This may be the era of technology, but the ancient Greeks invented and used some of the earliest devices known to humankind, with references to robots even appearing in mythology.
And it’s this aspect of Greek antiquity that’s highlighted in a fascinating exhibition at the Syngrou Building featuring artefacts from the Museum of Ancient Greek Technology.
“The Ancient Greeks’ Most Important Inventions” runs April 20-26, and features thirty working models of such famed items as the Antikythera Mechanism, an analog computing device believed to date from around 205 B.C.; Heron of Alexandria’s automatic theater, a late-first-century approximation of modern cinema; and an automat or robot-maid credited to the late-third-century-B.C. engineer Philon.

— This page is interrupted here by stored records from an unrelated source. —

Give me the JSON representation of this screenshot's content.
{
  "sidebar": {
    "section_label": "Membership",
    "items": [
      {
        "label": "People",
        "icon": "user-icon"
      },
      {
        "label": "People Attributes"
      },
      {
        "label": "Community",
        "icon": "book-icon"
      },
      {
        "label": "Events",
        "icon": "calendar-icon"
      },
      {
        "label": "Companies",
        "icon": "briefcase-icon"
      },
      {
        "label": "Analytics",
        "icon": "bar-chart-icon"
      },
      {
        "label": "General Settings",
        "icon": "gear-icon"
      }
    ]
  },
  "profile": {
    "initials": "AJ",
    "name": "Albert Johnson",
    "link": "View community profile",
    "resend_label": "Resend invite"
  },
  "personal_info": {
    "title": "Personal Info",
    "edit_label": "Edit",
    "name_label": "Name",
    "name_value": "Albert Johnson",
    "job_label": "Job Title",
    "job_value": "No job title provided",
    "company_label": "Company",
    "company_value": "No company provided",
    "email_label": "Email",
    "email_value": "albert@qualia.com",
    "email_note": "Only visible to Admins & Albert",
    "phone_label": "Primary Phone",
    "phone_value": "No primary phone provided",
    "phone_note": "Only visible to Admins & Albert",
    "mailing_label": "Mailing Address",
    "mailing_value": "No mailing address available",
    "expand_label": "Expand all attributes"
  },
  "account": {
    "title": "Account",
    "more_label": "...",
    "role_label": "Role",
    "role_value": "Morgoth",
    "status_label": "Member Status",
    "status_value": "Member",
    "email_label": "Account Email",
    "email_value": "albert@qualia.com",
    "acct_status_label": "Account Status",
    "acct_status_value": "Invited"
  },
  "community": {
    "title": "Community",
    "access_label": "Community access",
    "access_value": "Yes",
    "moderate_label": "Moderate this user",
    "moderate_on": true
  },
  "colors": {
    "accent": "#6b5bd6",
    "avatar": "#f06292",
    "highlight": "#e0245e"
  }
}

The exhibition is open Monday-Friday 8:30 a.m.-2 p.m. and 5 p.m.-8 p.m.; Saturday 10 a.m.- 1 p.m. and 6 p.m.-8 p.m.; Sunday 10 a.m.-1 p.m. It is organized in cooperation with the Parents Associations of the Poros High School and Lyceum and DIKEP Poros. You can read more about the exhibits here: www.kotsanas.com